▸ **Task**
Across the entries below, tally every line that holds the word "email". Give only the tally.

▸ **Task data**
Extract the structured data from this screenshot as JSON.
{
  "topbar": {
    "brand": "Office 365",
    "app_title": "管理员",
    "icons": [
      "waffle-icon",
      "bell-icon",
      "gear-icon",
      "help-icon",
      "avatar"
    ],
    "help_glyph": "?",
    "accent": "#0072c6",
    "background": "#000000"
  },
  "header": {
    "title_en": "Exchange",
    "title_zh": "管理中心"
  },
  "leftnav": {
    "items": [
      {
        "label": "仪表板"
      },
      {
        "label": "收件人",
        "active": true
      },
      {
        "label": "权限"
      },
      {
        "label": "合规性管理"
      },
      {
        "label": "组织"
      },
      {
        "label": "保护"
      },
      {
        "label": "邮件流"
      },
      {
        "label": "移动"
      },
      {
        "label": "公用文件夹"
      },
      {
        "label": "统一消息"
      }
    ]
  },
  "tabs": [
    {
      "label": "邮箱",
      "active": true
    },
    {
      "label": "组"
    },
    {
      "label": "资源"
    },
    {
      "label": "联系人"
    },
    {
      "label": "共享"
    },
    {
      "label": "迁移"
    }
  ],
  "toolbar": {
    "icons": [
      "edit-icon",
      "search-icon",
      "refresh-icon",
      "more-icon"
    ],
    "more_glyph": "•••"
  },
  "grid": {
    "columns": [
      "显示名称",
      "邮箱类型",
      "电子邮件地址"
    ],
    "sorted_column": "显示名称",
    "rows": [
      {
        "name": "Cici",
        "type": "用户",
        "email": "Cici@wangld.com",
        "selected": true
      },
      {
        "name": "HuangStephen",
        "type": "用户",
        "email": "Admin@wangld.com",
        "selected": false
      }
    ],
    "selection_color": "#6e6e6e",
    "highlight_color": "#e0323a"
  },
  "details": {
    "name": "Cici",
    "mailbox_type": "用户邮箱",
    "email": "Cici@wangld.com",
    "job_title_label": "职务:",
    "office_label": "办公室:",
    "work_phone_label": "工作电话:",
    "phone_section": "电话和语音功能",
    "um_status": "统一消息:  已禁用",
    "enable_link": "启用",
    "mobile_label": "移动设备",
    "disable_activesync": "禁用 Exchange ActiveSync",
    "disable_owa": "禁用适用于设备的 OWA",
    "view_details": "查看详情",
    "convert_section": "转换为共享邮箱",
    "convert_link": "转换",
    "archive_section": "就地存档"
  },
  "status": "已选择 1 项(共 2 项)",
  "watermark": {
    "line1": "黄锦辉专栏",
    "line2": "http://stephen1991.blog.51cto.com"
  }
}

▸ **Solution to this problem**
3